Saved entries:
◇ ◇ ◇ ◇ ◇

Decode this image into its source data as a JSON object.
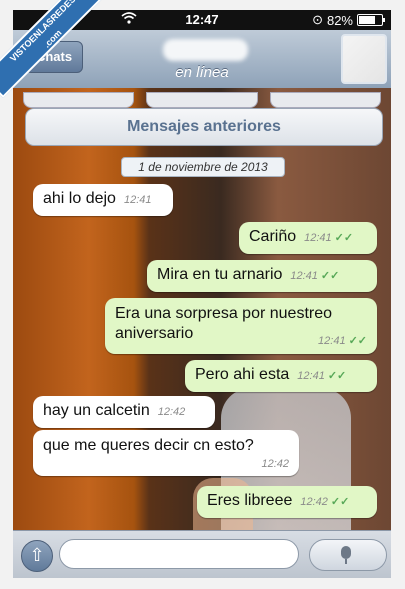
{
  "status_bar": {
    "time": "12:47",
    "battery": "82%",
    "battery_level": 0.82
  },
  "nav": {
    "back_label": "Chats",
    "contact_status": "en línea"
  },
  "older_messages_label": "Mensajes anteriores",
  "date_separator": "1 de noviembre de 2013",
  "messages": [
    {
      "direction": "in",
      "text": "ahi lo dejo",
      "time": "12:41"
    },
    {
      "direction": "out",
      "text": "Cariño",
      "time": "12:41"
    },
    {
      "direction": "out",
      "text": "Mira en tu arnario",
      "time": "12:41"
    },
    {
      "direction": "out",
      "text": "Era una sorpresa por nuestreo aniversario",
      "time": "12:41"
    },
    {
      "direction": "out",
      "text": "Pero ahi esta",
      "time": "12:41"
    },
    {
      "direction": "in",
      "text": "hay un calcetin",
      "time": "12:42"
    },
    {
      "direction": "in",
      "text": "que me queres decir cn esto?",
      "time": "12:42"
    },
    {
      "direction": "out",
      "text": "Eres libreee",
      "time": "12:42"
    }
  ],
  "read_ticks": "✓✓",
  "composer": {
    "placeholder": ""
  },
  "watermark": {
    "line1": "VISTOENLASREDES",
    "line2": ".com"
  },
  "colors": {
    "outgoing_bubble": "#e1f7c6",
    "incoming_bubble": "#ffffff",
    "nav_bar": "#8ea2b8",
    "ticks": "#58a858"
  }
}
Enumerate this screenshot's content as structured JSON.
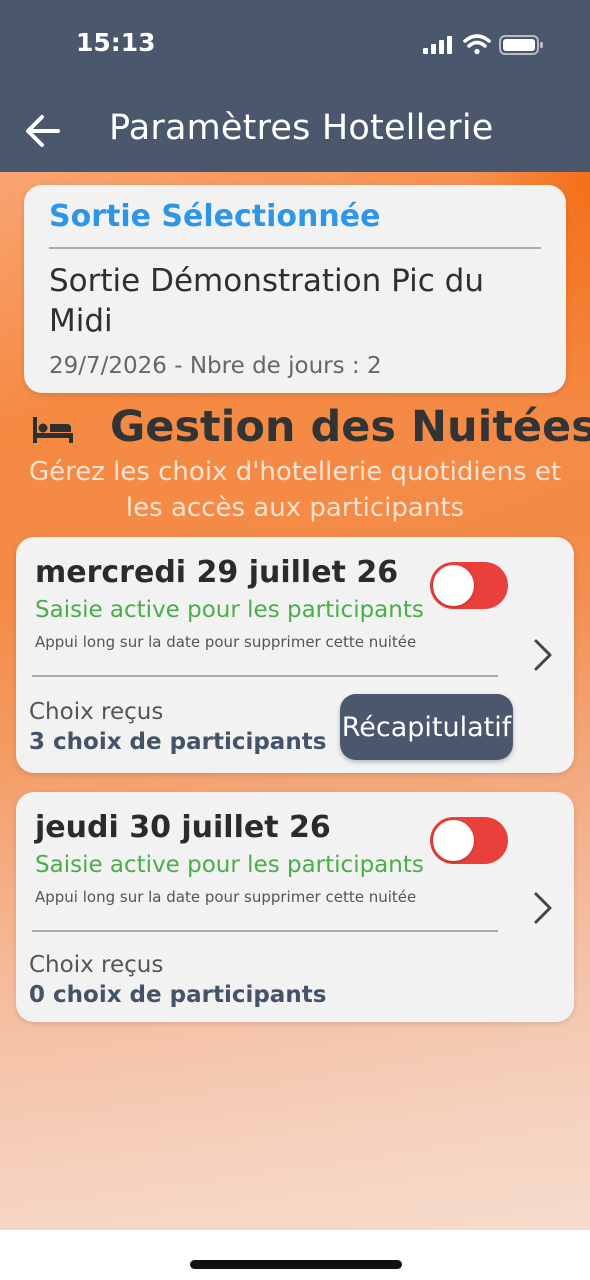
{
  "status_bar": {
    "time": "15:13",
    "icons": [
      "cellular-signal-icon",
      "wifi-icon",
      "battery-icon"
    ]
  },
  "app_bar": {
    "title": "Paramètres Hotellerie",
    "back_icon": "back-arrow-icon"
  },
  "selected_outing": {
    "heading": "Sortie Sélectionnée",
    "name": "Sortie Démonstration Pic du Midi",
    "meta": "29/7/2026 - Nbre de jours : 2"
  },
  "section": {
    "icon": "bed-icon",
    "title": "Gestion des Nuitées",
    "subtitle": "Gérez les choix d'hotellerie quotidiens et les accès aux participants"
  },
  "nights": [
    {
      "date": "mercredi 29 juillet 26",
      "status": "Saisie active pour les participants",
      "hint": "Appui long sur la date pour supprimer cette nuitée",
      "choices_label": "Choix reçus",
      "choices_count": "3 choix de participants",
      "recap_label": "Récapitulatif"
    },
    {
      "date": "jeudi 30 juillet 26",
      "status": "Saisie active pour les participants",
      "hint": "Appui long sur la date pour supprimer cette nuitée",
      "choices_label": "Choix reçus",
      "choices_count": "0 choix de participants"
    }
  ],
  "colors": {
    "app_bar": "#4b576d",
    "accent_blue": "#2f96e6",
    "status_green": "#4aad4a",
    "toggle_red": "#e9403b",
    "gradient_orange": "#f58a43"
  }
}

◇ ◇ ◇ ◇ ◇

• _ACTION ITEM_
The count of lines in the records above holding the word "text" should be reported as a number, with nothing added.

• _RESPONSE AREA_
8